What is the process for getting an organizational effectiveness grant?
Usually, a grantee will make a proposal to a program officer during their work together. Of course, the program officer might also see areas where a grantee would be helped by an organizational effectiveness grant and suggest an application. The grant program is structured to be flexible. We can make these grants at any time, not just when the Hewlett Board meets to approve overall program grants. This enables recipients to embark on needed improvements in a timely way.
How large are these grants, and how big is the program overall?
They typically range in size from $20,000 to $80,000. In the five years since we started the program, we’ve made more than 200 organizational effectiveness grants averaging slightly more than $32,000. Most have been targeted to help organizations with strategic planning; the next most common uses have been designing systems of evaluation and fundraising projects. Most grants last about a year.
We’re making twice as many organizational effectiveness grants now as we did in the program’s first year. In 2008, the program made 59 grants totaling about $2.4 million.
What happens once a nonprofit receives an organizational effectiveness grant?
Typically, if the grant is for strategic planning, the recipient hires an outside consultant to give some perspective on what actions would be helpful. The consultant interviews board members, collects data, and generally tries to ascertain an organization’s strengths and weaknesses, particularly in relation to other players in its field. From that, a thoughtful plan can be developed.
The types of work a consultant might do can vary considerably. The strategic planning I just described is the most common use of organizational effectiveness grants. But to meet other needs, a consultant might analyze how an organization’s board functions, plan executive transitions, or help design a system to evaluate its work.

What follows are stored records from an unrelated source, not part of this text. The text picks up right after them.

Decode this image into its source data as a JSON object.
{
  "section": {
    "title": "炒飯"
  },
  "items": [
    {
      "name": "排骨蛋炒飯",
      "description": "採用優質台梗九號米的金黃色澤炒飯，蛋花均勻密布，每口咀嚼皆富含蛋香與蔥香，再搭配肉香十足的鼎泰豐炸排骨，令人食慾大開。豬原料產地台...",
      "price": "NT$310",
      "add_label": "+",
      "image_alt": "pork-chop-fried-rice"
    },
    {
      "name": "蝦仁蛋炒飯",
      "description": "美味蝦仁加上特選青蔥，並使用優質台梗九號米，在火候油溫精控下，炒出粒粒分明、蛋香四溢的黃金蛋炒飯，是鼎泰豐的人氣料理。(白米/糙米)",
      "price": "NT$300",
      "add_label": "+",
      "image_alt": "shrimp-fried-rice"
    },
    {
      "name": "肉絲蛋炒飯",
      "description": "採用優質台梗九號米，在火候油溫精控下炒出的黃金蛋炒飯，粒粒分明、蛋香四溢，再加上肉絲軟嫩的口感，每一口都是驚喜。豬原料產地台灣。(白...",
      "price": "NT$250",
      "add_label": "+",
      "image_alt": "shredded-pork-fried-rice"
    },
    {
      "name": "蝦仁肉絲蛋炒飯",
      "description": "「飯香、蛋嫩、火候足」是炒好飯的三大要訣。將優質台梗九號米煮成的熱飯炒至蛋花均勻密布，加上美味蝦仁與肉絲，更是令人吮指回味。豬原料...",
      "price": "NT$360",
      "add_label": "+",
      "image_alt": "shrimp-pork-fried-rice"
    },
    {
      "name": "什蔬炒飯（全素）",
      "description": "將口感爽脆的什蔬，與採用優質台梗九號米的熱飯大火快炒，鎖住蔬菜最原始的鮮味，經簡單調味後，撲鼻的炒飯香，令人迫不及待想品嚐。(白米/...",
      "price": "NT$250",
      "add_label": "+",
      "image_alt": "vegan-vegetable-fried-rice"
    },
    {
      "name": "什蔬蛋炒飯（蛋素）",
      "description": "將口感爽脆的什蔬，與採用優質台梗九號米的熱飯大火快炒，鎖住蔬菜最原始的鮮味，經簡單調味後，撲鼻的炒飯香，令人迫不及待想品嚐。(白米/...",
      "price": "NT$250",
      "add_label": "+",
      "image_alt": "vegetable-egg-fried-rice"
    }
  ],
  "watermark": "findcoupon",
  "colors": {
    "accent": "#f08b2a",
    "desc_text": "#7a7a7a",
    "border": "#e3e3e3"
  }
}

What kinds of needs are you seeing among grantees lately?
In today’s difficult economic climate, when a lot of organizations are strapped for funding, many need to take a step back to see if they can achieve both their short- and long-term goals. We’re starting to hear more interest in exploring a range of collaborations with other organizations, from loose affiliations where some organizational functions can be shared to outright mergers.
What if an organization needs equipment or staff to become more effective? Could it use an organizational effectiveness grant for that purpose?
No, usually those needs are met through a regular program grant. The Foundation makes a lot of general operating grants, and organizations can use that money as they see fit.
How do you measure the success of an organizational effectiveness grant?
We ask a grantee certain questions to try to assess the effect a grant has had: Did the project meet its goals, and why? And did meeting those goals change its behavior in a way that increased the organization’s impact?
It’s interesting. Sometimes when an organization comes with a proposal, it becomes clear that the group is focusing on a symptom, rather than on an underlying cause, of a challenge it’s facing. For example, a lot of grantees will ask for help with fundraising. But in many cases, the consultant or those running the organization learn that it might benefit from examining the clarity of its goals. The true challenge is planning strategy, rather than fundraising. And once the organization resolves that, it is better positioned to go back and look at fundraising.
It can be a bit of a dance to work with grantees to get to their fundamental issues. And time and time again we see that success hinges on having an influential champion within a grantee organization who can drive this important work forward.